Highly Efficient CSS Animations with Sass/SCSS 3.2

Snippet CSS Sass Animation

Last updated Apr 21, 2016

I was recently involved in a project that required extensive legacy browser support for CSS animations and SVG graphics. Writing basic keyframe animations in CSS results in a large pile of code, but adding in vender prefixes (-moz-, -webkit-, etc.) will make your project completely unmaintainable. Thankfully, Sass gives us the tools needed to keep our animations DRY while maintaining code readability. In this lesson, I am going to share some of the tricks I used with SASS 3.2 to keep our complex CSS animations organized.


Lesson Checkpoints

1. A Cross-Browser Keyframe Mixin

CSS Animations are still a frustrating area when it comes to cross browser compatibility. As of 2016, it is still best practice to add the vendor prefix for keyframe definitions, as well as certain properties, such as transform. Fortunately, we can use Sass to avoid writing these vendor prefixes over and over again.


@mixin animation($name) {
    @-webkit-keyframes #{$name} {
    @-moz-keyframes #{$name} {
    @keyframes #{$name} {

Are you familiar with the @content code? The @content directive is an awesome feature added in Sass 3.2. It allows you to pass anything to the mixin, which we will put to use in the next step. Not only is this great for keyframes, but many developers use it for CSS media queries.

Also, the $name variable needs to be interpolated into the name by surrounding it with #{ } hash brackets. Otherwise, its value will not be evaluated and be treated like a plain old string.

2. How to Pass any @content to a Mixin

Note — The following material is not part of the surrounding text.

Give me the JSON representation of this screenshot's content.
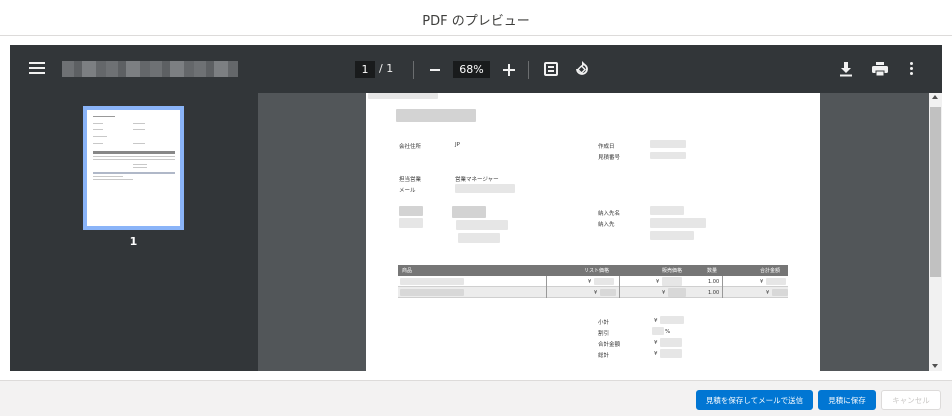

Now that we have our keyframes ready, we need to pass it some properties for the animation. One of the coolest features of Sass 3.2 is the ability pass @content to a mixin. This makes it possible to send an entire block of mixed content, rather than a single string, integer, or list. Because keyframe animations are structured like nested [key, value] pairs, it becomes extremely complicated to build Mixins with them without the @content feature.

At this point, we could manually pass the animation code to the mixin like so:

  @include keyframes(example) {
    0% {
      transform: scale(0,0);
    100% {
      transform: scale(1,1);

The compiled CSS will include these keyframes with each of the required vendor prefixes.

3. Interpolating CSS Property Names

The main problem at this juncture is that we also need to add vendor prefixes to individual CSS properties inside of the keyframes, such as transform. Our code will become very verbose as our animations grow in complexity. Keep in mind, not all properties need to be prefixed so check out ShouldIPrefix for the most up to date conventions. Let’s create another mixin to handle properties that require prefixes.

@mixin prefix-property($name, $value) {
  -webkit-#{$name}: $value;
     -moz-#{$name}: $value;
       -o-#{$name}: $value;
          #{$name}: $value;

We can interpolate the CSS property name to give us a reusable mixin for any propery that requires the prefixes.

4. Using Mixins inside of Mixins

This is where the Sass @content feature gets really awesome. It allows us to nest mixins inside of other mixins.


  @include keyframes(example) {
    0% {
      @include prefix-property(transform, scale(0,0));
    100% {
      @include prefix-property(transform, scale(1,1));

With just 8 lines of readable Sass, we are able to knock out about 40+ lines of plain CSS.

5. One Final Mixin for the Animation Class

The only thing were missing at this point is a class that defines the animation parameters. Again, we’re dealing with vendor prefixes. In this case, our mixin is going to have a bunch of default values that we can override as needed. The only required value in this example is the $name, everything else will inherit the default. Tip: You can shorten this mixin by removing properties you don’t frequently use, such as play-state or fill-mode. I went ahead and included them all just so you’re aware of the available properties.

@mixin animation($name,
                 $duration: 3s,
                 $iteration-count: 1,
                 $direction: normal,
                 $fill-mode: none,
                 $play-state: running) {
  -webkit-animation: $name $duration $timing-function $delay $iteration-count $direction $fill-mode $play-state;
  -moz-animation: $name $duration $timing-function $delay $iteration-count $direction $fill-mode $play-state;
  animation: $name $duration $timing-function $delay $iteration-count $direction $fill-mode $play-state;

Now you can create the animation class by just passing the name of the keyframes to the Mixin.


.exampleAnimation {
  @include animation(example);

If you want to override the default variables, you can pass them to the mixin like so:

.exampleAnimation-Fast-Loop {
  @include animation(example, $duration: 0.5s, $iteration-count: infinite);